Thanks to a budget of some $39.6 million, financial assistance of $650 per week will be offered to 2,500 Quebecers for the duration of their full-time training. A $1,950 bursary will be awarded to graduates.
Who is eligible to enroll in PRATIC?
Two criteria will determine if a person is eligible to register for PRATIC. You must be unemployed and not have been a full-time student in the 12 months prior to applying.
The government suggests that you contact the Services Québec office in your area and an agent will determine with the future student if PRATIC corresponds to his/her needs.
Remember last year when it seemed that every week there were new COVID-19 rules that the Quebec government would spring on us and we all felt really down?

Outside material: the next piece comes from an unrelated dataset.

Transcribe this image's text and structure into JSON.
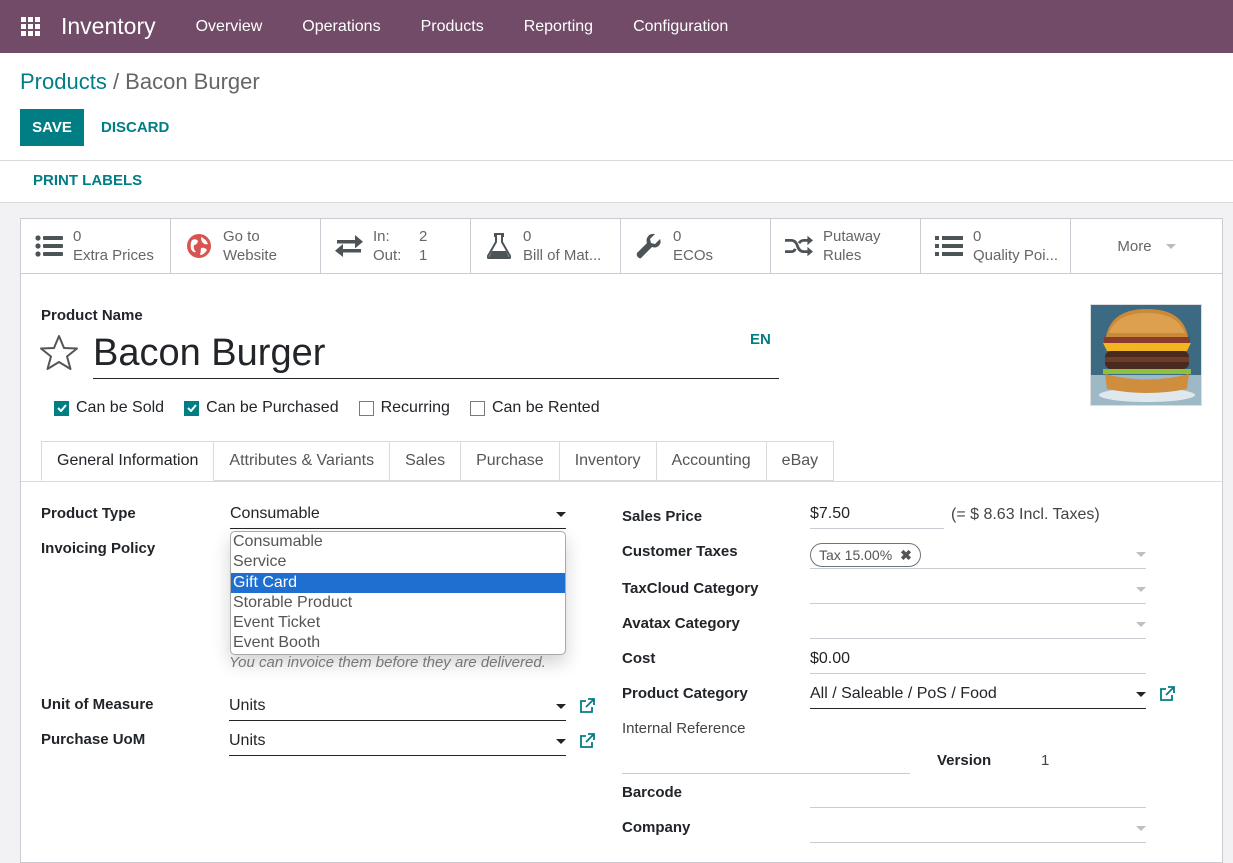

Well, it's the same thing this year, but instead of misery, we're feeling optimistic because this summer's new COVID-19 rules have an eye towards a pandemic-freefuture.
One of the major changes coming on Monday is that you no longer have to maintain a two-metre distance between other people.

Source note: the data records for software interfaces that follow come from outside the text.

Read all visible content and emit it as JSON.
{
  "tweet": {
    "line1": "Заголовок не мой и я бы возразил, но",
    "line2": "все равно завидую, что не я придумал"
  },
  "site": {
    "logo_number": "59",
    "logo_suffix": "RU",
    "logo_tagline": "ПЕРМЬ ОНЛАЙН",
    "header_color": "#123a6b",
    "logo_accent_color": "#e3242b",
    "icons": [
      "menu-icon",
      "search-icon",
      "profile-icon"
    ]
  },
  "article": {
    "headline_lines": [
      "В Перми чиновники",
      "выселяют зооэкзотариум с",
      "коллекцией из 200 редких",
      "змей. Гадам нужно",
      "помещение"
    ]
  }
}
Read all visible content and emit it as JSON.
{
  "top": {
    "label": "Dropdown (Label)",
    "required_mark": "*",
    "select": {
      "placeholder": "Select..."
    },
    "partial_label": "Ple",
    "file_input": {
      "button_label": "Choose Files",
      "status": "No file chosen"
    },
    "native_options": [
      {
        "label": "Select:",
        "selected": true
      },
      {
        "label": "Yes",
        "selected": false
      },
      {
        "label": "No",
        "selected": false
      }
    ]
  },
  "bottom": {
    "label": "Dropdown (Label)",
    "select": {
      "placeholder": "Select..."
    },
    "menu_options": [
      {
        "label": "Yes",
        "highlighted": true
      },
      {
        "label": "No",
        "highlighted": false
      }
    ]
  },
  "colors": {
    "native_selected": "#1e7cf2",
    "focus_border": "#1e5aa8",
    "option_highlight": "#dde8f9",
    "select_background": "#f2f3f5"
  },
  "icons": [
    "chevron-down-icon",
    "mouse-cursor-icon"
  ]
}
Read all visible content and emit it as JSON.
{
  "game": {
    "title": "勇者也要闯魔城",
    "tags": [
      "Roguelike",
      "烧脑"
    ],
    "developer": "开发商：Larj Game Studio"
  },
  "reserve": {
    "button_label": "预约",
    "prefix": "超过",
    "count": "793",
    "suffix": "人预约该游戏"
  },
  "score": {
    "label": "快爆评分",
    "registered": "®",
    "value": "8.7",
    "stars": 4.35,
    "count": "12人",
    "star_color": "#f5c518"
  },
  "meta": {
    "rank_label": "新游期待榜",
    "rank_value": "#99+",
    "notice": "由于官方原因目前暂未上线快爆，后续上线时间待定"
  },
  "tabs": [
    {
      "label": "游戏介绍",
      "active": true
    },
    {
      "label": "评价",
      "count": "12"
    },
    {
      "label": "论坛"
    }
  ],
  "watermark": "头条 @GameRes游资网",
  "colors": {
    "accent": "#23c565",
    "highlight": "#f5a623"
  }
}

According to the Ministry of Health and Social Services (MSSS), "the distance to be respected between people from different residences will be lowered from two meters to one meter, both outside and inside."
There are still two situations that require two-metre distancing, however: "singing activities" and "high-intensity exercise in gyms," according to the government.
Wearing a face mask is still mandatory in all indoor public spaces.
Let's get flexible
No, not like that!
We're talking about stores, festivals, sporting events, and other activities with potentially large crowds.
As of Monday, there won't be any capacity limits inside retail stores. While you still have to maintain a one-metre distance, there will be no more annoying lineups outside.
Moreover, in venues with fixed seating, people from different households only need to keep one seat between them and other parties. One-metre distancing is still required in common areas.
Finally, "at amateur events where spectators are seated in bleachers, bleachers or fixed seating, the maximum number of spectators permitted per sports venue is 50 indoors and 100 outdoors."
The government has also reminded Quebecers that "since June 25, adequately protected people" — i.e. people with two doses of a vaccine — "no longer have to follow the recommendations on distancing and wearing a face covering during gatherings in private homes."